To do: How many lines in the records below contain the word "Execution"? Reply with that number only.

Data excerpts:

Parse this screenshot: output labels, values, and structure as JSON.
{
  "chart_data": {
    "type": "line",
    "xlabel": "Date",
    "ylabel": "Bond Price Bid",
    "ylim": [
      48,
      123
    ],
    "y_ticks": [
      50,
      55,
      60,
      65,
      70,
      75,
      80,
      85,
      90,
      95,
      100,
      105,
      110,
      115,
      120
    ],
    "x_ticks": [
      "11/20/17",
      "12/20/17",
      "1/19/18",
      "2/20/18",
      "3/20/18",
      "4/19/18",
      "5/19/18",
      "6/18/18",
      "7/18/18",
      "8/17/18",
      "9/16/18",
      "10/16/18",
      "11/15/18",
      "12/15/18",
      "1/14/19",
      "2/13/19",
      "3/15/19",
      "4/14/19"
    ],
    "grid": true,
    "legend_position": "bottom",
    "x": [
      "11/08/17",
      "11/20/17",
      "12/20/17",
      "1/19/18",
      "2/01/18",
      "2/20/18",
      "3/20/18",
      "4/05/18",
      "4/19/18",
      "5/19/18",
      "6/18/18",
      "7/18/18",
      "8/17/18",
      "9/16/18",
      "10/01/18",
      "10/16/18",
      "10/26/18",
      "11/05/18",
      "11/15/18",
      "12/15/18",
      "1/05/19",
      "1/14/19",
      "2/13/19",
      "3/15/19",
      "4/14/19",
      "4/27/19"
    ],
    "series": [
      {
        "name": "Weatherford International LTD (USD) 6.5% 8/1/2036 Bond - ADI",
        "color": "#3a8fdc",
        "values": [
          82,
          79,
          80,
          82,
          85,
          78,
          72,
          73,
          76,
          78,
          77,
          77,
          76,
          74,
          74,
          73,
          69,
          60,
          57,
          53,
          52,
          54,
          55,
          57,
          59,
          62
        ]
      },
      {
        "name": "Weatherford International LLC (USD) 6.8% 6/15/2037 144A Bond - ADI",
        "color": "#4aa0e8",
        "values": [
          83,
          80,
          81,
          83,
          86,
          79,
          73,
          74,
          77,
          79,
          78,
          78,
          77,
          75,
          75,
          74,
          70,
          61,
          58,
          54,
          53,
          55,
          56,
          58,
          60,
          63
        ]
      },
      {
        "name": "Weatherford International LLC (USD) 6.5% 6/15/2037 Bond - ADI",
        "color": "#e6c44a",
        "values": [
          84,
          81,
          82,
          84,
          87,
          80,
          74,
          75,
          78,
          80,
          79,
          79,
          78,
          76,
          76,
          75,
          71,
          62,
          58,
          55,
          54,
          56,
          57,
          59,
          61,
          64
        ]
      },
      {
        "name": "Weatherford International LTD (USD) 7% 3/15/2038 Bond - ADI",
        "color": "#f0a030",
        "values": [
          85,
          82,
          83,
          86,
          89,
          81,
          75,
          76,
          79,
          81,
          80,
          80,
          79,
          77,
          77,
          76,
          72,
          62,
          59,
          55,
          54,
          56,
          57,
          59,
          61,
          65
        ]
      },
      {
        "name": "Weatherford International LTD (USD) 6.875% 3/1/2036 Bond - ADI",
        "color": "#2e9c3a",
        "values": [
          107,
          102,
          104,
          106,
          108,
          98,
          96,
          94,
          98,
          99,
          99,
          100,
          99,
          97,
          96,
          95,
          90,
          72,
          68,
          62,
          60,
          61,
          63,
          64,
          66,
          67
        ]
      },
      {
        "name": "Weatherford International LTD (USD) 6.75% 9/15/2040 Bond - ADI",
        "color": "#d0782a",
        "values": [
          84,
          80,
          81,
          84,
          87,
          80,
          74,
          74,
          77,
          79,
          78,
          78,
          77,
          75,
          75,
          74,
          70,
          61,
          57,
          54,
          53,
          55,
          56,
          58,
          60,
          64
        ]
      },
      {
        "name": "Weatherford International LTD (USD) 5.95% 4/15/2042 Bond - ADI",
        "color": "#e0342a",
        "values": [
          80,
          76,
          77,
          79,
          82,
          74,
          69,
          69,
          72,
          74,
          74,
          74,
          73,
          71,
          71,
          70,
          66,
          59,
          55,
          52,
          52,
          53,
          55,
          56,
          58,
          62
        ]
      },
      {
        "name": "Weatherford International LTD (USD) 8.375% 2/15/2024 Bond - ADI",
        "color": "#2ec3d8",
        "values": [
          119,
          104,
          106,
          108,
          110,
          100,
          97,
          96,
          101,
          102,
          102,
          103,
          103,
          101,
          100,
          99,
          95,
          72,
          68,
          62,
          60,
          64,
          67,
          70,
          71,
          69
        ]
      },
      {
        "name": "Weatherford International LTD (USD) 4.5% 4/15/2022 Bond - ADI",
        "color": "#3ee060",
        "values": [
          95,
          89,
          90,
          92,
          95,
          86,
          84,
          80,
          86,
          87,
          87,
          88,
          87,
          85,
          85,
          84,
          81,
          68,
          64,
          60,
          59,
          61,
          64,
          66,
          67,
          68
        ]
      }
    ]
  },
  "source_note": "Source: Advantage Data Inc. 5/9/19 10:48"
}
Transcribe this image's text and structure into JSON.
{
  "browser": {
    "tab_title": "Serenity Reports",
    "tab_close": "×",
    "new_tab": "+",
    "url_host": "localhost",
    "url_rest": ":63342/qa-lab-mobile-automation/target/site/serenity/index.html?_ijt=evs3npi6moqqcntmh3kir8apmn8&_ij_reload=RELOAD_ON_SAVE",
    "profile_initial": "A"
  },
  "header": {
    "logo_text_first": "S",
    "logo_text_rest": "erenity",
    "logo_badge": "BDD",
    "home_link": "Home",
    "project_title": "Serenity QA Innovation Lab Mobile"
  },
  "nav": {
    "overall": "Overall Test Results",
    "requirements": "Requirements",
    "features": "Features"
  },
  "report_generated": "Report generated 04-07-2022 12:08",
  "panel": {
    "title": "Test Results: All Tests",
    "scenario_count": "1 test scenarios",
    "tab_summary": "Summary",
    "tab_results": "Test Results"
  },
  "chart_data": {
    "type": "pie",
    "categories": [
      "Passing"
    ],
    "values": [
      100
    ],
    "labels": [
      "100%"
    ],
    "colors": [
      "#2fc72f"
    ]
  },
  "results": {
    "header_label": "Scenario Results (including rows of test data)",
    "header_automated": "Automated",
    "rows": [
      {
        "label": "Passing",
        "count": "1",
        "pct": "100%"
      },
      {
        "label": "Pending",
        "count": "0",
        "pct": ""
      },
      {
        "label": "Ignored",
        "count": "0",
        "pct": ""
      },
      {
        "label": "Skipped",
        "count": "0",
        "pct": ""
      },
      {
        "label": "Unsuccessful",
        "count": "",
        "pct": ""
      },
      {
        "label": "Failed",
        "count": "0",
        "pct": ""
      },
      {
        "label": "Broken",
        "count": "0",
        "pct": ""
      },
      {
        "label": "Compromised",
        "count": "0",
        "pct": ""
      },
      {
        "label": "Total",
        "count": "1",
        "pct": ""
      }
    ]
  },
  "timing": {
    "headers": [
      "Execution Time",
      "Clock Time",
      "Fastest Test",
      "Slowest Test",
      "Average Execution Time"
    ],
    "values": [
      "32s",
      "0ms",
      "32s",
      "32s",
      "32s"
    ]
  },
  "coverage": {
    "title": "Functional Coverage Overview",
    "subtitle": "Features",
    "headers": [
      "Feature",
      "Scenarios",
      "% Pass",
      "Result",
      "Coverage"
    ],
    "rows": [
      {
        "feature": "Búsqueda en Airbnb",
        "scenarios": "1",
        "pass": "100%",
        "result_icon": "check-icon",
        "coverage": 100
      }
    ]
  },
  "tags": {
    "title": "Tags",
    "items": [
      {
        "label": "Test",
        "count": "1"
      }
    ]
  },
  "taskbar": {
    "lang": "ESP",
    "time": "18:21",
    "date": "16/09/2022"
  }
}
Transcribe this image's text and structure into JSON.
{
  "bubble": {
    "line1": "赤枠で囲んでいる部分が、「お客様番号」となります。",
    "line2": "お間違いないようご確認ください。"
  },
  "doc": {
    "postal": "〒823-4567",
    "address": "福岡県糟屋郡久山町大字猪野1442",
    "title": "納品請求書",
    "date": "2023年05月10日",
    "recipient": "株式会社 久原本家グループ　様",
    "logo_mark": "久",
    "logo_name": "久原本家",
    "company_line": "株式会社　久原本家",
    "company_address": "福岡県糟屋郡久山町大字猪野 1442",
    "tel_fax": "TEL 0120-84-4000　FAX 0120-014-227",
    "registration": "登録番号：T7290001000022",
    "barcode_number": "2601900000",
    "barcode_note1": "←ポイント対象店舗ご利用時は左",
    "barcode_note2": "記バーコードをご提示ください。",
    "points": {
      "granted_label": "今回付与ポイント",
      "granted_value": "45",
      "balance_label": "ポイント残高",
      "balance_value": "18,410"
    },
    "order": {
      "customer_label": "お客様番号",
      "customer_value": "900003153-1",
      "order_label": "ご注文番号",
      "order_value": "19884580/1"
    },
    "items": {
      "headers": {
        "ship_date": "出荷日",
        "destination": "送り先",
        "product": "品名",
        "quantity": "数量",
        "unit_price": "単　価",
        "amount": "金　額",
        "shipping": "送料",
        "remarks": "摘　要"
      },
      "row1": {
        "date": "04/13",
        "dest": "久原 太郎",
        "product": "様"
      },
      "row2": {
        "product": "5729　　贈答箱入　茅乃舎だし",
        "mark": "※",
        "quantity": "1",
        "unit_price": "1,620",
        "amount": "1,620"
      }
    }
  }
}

Result: 2